With five minutes to go Flair began chopping, but Sting no-sold them and stood strong and stern-faced, staring the world champion down. Sting fired up and hit his Stinger splash in the corner and locked in the Scorpion Deathlock but Flair was too close to the ropes. Flair got to his feet and dropped Sting with a knee drop and locked in the Figure Four, but Sting was also too close to the ropes and broke the hold. Flair continued the lower limb attack but his downfall came when he started slowing down and taking too much time between attacks and flaunting to the crowd. When Sting saw a chance he reached up and grabbed Flair, rolled him up and pinned him in a small package to get the 20 points and to win the tournament.
In a nice touch to end the show, Flair got to his feet and along with Ole and Arn, raised Sting’s hand in victory.
Ric Flair finished with 25 points.
Sting finished with 40 points and won the Iron Man Tournament.
Well, there you have it. That was Starrcade 1989. It was a combination of the best of the NWA and unfortunately some of the worst. In my opinion there were too many disqualifications and count out finishes, albeit they were to set up both final tournament matches needing pinfall wins for the babyfaces (which thankfully DID happen), but to open a pay per view with a count-out finish definitely wasn’t the best way to open the biggest show of the year, and enough said about the over-the-top-rope disqualification ruling the better.
On paper, tournaments seem exciting but the wrestlers exponentially lose their heat with the fans after they appear before them for the first time. As each team or individual came out the crowd reactions were less and less each time. The tag matches all seemed to have the same set-up too: Heels beat down the faces, hot-tag, four-man brawl, finish. And we didn’t need the dodgy finishes involving the referees, especially when the referees can’t execute the plans properly.
But onto the positives! Flair was excellent in all his outings. His two minutes with Muta should have been longer and would have brought the in-ring quality up a few notches. For all intent and purposes, Lex Luger was fine too. His style is walk and brawl and big power moves and he performed them fine. But the man of the night was Sting. He is still a few years off his absolute best here but this night showed how he can go with Muta, Luger and Flair in three different matches and look superb in them all.
Will NWA Into The Fire live up to the heights of Starrcade 1989? Will someone be disqualified for throwing an opponent over the top rope? Will we have count out finishes on pay per view in 2019?
Hopefully, these answers will be no, as in all seriousness this revamped 2019 NWA has so much to offer from an in-ring talent perspective and also an interview perspective that given the right platform these guys could rock the wrestling landscape and throw a spanner into a lot of “Best of 2019” compilations.
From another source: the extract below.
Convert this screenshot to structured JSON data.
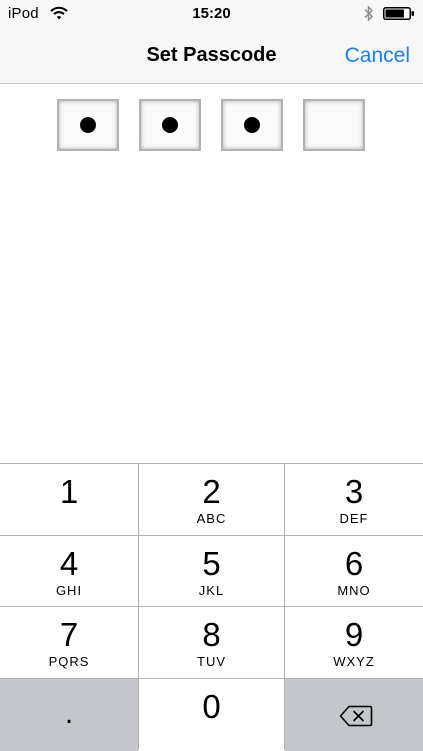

Keep an eye on TWM as we continue to cover NWA in the run-up to their PPV Into The Fire next week.
You can find the author of this article on Twitter @oli_iai. Thanks for reading!